Yara gets all butt hurt and swears to find her father’s killer, even though he basically told her shut her mouth and stay in her place. Her plans to rule are quickly cut short when she is reminded of the King’s Moot and it is up to the people to erect her to the Salt Throne. She is not too happy about that, and I wouldn’t be either. Aren’t kingdoms supposed to keep their bloodlines pure in their rulers? Could this be the chance for her to make the changes she has been dying to make? I think Theon will arrive just in time for the King’s Moot, and win the throne from his long lost uncle and power hungry sister.
Not that we are all caught up to speed, we can at long last talk about the biggest reveal! Jon Snow lives, and it’s all thanks to Davos and his fatherly words. Melisandre (Carice van Houten) sits pouting, in her youthful guise, staring into her fire. Could she be willing them to show her the way? Or does she glare in hatred? Davos breaks her from her reverie and asks her the question we all have been thinking. Can we undead Jon Snow? She waves it off, saying she knew of a priest able to, but she didn’t think it was possible. Meanwhile we are all sitting on the couch thinking to ourselves, so you’re saying there’s a chance? (Thank you, Dumb and Dumber).
When she mentions this priest and the man he brought back to life, could she be referring to Thoros (Paul Kaye) back in season three, when he revived Beric Dondarrion (Richard Dormer) through the power of the Lord of the Light? Speaking of him, where is he and his band of Brotherhood without Banners? Could we possibly be seeing them this season, and could they be accompanied by a familiar face known as Lady Stoneheart (Michelle Fairley)? These are characters we will want to keep in the back of our minds.
Now back to Melisandre. It is rumored she is over four hundred years old. That is really really old, especially if she has been faithful to the Lord of Light all that time. It would seem surprisingly that she would lose faith so quickly due to the death of one man, even after birthing a shadow king, and surviving poison. But it’s not actually. She has never seen this Lord of Light, only in idea has he existed to her. Else wise you have Ser Davos, a physical man, who is the first to ever fully doubt in a god, and after all she has seen and been through, it turns out he could possibly have been right. Her doubts are valid to say the least.
Leave it to fatherly Ser Davos to get her out of her stupor. He may not believe in a god but he believes in her magic. After his rousing pep talk, Melisandre gives it a go. She washes Jon’s body, cuts and cleans his hair, almost as if to purify him, and it is almost reminiscent of biblical resurrection. She chants some words, growing louder and louder each time, but it doesn’t seem to work. Jon Snow remains dead, and one by one the men leave, downcast and forlorn that their Lord Commander will remain deceased. Ghost is the only one to remain in the room. We all hold our breath, refusing to blink in the hopes that we will see a finger twitch, a rise of his chest, anything to signify that he lives. Seconds pass what feel like hours, when Ghost raises his head and whines and Jon Snow’s eyes spring open as he takes a painful gasp.
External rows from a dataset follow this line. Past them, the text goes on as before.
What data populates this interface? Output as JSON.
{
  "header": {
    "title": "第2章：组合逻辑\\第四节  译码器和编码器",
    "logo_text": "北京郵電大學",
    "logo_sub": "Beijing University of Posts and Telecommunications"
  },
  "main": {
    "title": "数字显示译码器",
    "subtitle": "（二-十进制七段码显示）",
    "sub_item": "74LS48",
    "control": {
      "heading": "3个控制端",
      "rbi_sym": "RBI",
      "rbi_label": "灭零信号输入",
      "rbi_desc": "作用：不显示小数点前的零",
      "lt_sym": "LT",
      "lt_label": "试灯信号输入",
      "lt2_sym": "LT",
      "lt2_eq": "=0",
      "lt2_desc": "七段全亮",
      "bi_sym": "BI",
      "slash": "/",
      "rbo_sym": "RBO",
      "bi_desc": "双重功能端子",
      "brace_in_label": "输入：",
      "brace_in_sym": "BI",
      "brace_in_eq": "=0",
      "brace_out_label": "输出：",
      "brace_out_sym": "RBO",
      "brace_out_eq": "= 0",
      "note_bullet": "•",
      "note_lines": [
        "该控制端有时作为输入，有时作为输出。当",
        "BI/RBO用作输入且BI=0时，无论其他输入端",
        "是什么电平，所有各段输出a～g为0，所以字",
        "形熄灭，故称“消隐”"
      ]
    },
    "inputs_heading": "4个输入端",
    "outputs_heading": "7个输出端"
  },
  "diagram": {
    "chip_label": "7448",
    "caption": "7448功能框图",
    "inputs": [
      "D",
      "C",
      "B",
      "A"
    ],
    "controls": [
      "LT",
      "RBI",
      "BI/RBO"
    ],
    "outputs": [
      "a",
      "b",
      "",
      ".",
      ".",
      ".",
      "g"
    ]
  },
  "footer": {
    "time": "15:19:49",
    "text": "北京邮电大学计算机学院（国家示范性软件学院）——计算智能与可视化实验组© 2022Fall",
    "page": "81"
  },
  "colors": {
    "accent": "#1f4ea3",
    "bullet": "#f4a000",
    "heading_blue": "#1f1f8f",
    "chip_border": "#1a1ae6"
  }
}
Finally, oh finally, we have our answer. We know that he lives, but we don’t know if Jon will stay the same. When someone dies, a little bit of them goes away forever. Now we must wait to see if he will remain the good and true Lord Commander, or if he will be changed forever. Melisandre did tell Ser Davos, if he wished to help Jon, then it was best to leave him be. Could this be her hint that what is dead, should remain dead? All this fan knows is that the real story has only just begun.
Game of Thrones airs Sunday nights at 9/8c on HBO.